Posted November 13, 2013

Max Scherzer wins AL Cy Young Award; Clayton Kershaw takes home NL honor

Awards Watch, Clayton Kershaw, Max Scherzer
Max Scherzer, Tigers

Max Scherzer is the second Tigers pitcher in three years to win the Cy Young, joining Justin Verlander, who won in 2011. (Michael Ivins/Getty Images)

The Tigers’ Max Scherzer easily won his first American League Cy Young Award, while the Dodgers’ Clayton Kershaw cruised to his second NL Cy Young in three years in the Baseball Writers’ Association of America voting, the results of which were announced on Wednesday night.

Scherzer, the AL starter in the All-Star Game, went 21-3, leading the majors in wins and his league in WHIP while striking out a career high 240 batters and helping Detroit to its third straight AL Central title. He received 28 of the 30 first-place votes. Fellow Tigers starter Anibal Sanchez, the AL ERA leader, and White Sox lefty Chris Sale split the other two first place votes. Scherzer finished with 203 points overall, more than double the total of runner-up Yu Darvish of the Rangers, who had 93.

Kershaw was chosen first on 29 of the 30 ballots cast. The Cardinals’ Adam Wainwright got the other first-place vote and finished second overall. The Marlins’ Jose Fernandez — who won the NL Rookie of the Year award on Monday — was third. Kershaw led the majors in ERA for the third straight season with a 1.83 mark that was the best in the bigs since Pedro Martinez had a 1.74 ERA for Boston in 2000. He also paced the majors in WHIP and the NL in strikeouts while being the ace of the staff for the NL West-winning Dodgers.

Wainwright led the majors in innings and complete games and the NL in shutouts while also winning 19 games for St. Louis. Fernandez had one of the best rookie seasons ever, finishing with a 2.19 ERA in his age-20 season after not having previously pitched above High A ball.

Darvish was the only pitcher in the majors with more strikeouts than Scherzer, posting an MLB-best 277. He also led the bigs in K/9 (11.9) and the AL in fewest hits per nine (6.2). Darvish came within one out of a perfect game on April 2 and finished the year with a 13-9 record and 2.83 ERA that was more than one full run below the mark he posted in 2012, his first season in the majors after coming over from Japan.

Fellow Japanese righty Hisashi Iwakuma is also in his second season stateside and went 14-6 with a 2.66 ERA for the Mariners but was a distant third in the AL voting.

10 comments
Mark112
Mark112

The fact of the matter is that when the money was on the table, Kershaw rolled snakeyes against St. Louis is the deciding game of the NLCS. Yet I have a feeling that it will be lights out for the opponent, if and when Kershaw and the Dodgers make it back to the post season in '14.

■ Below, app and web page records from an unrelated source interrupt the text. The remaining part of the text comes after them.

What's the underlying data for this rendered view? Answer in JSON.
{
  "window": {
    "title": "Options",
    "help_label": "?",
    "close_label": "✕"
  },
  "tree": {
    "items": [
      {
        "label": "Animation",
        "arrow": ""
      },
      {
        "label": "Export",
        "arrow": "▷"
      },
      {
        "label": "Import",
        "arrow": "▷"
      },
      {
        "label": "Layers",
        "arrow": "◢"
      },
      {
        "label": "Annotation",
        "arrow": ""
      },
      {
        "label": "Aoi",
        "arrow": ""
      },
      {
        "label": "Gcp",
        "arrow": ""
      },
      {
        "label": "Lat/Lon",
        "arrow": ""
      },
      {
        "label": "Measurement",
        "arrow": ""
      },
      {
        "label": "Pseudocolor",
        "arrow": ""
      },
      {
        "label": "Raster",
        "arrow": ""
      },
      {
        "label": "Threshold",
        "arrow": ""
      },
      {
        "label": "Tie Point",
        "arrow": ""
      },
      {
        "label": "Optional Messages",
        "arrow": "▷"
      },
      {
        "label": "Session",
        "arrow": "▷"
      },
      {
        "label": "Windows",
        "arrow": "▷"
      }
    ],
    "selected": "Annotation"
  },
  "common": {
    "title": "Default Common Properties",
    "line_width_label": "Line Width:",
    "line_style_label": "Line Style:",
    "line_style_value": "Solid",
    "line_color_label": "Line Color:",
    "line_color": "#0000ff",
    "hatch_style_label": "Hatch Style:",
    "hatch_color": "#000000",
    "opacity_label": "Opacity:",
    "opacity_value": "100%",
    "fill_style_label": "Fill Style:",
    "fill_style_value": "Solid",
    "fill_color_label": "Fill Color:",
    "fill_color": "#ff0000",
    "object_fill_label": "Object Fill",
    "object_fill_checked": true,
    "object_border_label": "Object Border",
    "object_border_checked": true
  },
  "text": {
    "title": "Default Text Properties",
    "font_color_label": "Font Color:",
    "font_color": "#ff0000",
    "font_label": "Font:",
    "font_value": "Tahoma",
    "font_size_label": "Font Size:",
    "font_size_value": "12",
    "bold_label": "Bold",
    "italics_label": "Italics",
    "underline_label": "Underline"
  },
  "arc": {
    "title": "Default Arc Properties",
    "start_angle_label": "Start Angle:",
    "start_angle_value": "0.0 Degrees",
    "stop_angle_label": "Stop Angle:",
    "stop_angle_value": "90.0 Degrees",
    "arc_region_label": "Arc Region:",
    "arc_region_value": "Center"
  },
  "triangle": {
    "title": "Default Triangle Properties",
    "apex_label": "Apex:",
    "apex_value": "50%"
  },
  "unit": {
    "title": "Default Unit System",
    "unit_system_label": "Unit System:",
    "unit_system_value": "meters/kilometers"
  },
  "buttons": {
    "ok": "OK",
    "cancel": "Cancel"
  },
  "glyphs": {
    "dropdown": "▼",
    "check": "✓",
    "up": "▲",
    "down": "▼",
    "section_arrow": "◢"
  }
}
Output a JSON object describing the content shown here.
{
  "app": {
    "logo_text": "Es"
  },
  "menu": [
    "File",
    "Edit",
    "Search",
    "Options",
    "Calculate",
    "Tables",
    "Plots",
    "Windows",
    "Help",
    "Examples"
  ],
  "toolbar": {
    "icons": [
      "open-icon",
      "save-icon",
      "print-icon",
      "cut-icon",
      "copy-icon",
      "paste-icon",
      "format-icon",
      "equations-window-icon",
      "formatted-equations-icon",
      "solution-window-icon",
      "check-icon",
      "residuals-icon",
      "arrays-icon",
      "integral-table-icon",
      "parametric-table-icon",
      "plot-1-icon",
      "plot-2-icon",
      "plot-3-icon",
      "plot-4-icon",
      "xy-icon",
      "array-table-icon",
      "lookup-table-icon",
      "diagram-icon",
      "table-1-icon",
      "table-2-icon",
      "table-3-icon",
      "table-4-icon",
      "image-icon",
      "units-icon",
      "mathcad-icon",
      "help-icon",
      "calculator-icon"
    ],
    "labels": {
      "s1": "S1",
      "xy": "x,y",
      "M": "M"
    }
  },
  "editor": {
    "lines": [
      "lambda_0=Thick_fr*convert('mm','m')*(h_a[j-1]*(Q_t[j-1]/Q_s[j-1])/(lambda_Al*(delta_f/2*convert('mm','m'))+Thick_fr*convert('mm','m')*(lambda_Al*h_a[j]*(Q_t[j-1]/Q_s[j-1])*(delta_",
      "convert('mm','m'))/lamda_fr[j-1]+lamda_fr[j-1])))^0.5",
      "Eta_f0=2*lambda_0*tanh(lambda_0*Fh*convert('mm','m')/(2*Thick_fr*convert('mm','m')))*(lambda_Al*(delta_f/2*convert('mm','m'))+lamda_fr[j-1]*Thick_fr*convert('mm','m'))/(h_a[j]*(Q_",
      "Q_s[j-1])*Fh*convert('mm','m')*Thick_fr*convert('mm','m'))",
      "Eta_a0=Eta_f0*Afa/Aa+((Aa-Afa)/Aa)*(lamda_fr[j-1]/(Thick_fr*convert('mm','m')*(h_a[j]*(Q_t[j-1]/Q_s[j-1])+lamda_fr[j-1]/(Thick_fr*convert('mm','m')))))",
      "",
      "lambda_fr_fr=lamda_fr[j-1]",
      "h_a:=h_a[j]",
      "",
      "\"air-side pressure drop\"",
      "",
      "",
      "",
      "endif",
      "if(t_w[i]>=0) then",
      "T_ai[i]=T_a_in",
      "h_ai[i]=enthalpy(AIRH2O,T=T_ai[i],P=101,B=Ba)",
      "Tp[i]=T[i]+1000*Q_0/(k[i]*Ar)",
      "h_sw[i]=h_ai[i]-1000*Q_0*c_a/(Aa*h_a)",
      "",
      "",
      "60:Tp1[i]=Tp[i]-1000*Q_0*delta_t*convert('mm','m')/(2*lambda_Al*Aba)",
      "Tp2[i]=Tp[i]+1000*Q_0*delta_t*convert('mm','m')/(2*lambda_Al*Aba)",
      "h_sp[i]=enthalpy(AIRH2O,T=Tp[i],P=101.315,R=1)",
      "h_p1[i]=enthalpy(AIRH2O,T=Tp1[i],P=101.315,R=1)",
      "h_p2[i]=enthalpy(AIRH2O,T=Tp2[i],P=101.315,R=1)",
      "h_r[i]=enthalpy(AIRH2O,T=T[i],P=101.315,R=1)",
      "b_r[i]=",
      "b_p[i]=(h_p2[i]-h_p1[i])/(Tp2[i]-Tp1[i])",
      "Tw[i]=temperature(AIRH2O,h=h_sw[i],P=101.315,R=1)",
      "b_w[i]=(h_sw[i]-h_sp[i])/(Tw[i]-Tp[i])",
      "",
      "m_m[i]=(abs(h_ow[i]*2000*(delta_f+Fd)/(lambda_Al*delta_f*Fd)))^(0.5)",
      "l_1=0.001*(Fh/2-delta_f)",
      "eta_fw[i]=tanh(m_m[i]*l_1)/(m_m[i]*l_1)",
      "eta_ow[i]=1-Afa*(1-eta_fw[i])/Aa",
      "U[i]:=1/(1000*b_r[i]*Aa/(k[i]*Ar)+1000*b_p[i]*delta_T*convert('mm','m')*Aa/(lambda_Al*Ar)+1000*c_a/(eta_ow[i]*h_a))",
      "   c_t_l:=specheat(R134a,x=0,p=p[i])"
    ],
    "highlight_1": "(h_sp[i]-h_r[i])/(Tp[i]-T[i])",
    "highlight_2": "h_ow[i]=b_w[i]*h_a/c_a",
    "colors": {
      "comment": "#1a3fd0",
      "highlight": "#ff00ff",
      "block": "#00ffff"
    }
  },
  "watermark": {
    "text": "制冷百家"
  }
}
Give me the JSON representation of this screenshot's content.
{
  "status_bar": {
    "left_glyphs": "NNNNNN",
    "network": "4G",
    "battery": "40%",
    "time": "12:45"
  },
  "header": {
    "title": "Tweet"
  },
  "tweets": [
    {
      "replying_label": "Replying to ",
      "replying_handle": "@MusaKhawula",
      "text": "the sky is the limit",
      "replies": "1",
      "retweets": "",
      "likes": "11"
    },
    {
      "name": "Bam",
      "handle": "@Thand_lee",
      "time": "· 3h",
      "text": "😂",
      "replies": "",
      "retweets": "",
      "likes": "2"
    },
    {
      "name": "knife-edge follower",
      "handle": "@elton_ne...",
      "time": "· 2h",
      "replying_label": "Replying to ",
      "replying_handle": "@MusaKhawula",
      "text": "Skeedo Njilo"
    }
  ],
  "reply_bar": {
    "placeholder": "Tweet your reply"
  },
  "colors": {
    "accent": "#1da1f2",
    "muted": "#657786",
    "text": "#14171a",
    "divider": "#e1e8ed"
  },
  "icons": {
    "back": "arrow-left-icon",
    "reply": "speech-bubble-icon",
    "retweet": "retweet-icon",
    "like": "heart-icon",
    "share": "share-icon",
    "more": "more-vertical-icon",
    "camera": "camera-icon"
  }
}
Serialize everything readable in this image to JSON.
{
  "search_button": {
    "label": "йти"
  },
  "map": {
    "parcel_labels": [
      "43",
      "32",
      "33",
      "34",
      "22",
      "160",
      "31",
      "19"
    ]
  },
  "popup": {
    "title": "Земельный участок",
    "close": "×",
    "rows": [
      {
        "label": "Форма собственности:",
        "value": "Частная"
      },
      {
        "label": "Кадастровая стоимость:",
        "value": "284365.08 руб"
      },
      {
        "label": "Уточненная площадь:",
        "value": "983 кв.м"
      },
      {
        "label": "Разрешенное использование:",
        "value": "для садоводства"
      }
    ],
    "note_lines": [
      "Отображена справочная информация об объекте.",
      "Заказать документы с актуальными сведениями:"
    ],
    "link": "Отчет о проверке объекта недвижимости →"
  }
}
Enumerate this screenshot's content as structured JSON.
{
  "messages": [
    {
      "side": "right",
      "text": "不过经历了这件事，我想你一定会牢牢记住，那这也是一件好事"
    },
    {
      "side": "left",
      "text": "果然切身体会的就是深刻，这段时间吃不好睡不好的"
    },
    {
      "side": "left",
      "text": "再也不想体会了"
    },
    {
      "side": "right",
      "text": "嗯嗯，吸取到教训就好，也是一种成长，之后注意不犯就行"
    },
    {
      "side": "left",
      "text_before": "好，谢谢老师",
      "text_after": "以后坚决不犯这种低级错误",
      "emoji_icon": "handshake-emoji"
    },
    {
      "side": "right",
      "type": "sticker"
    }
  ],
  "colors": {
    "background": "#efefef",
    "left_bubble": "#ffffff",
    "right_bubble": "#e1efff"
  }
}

dinohealth
dinohealth

No surprises, here, and, as deservedly expected! 

RichW
RichW

Which voter picked Kershaw second? Many people are saying he is not only the Cy Young, but MVP as well.

Marty2
Marty2

Wonderful.  My Tigers get another individual award.  So why have they played like such crap in the post-seasons??  I hope the new Tiger  manager will somehow remedy this problem.

oasis1994
oasis1994

If wins were overrated, then the Tigers would not have been in the ALCS with Max. I know wins do not mean everything and a lot has to go right in order to get one. But, Max still pitched 7 plus innings more than most other pitchers. The reason these other guys don't get wins is due to the fact that they don't pitch more than 6 innings in a start.

I digress now and I know that Max got great run support and that was another reason to why he had all those wins.

I've said this for 2 years now, but we should have 2 stats for starters;


1. W-L Wins - Loses

2. TM - TL Team Wins - Team Loses

MichaelC
MichaelC

Chris Sale had a nice year in sabermetric terms but how did he get a 1st place vote over Scherzer?

Michael10
Michael10

@RichW He's not even an MVP finalist. All of the precedents were against him winning both awards, anyway. Only one starting pitcher has won an MVP in the past 27 years and only two since the mound was lowered in the sixties. None have ever won it with less than 20 wins; none have done it since WWII with less than 24 except for Bob Gibson in 1968 (with 22 wins and an ERA nearly half of Kershaw's). Every starting pitcher to win the MVP in the last 60+ years has taken his team to the World Series...

gymviking
gymviking

@MichaelC Chicago voter or some math nerd trying to press the idea that wins are overrated (in their view), I would guess.

Michael10
Michael10

@RichW By the way, the writer who picked Wainwright first was a sportswiter from Cincinnati.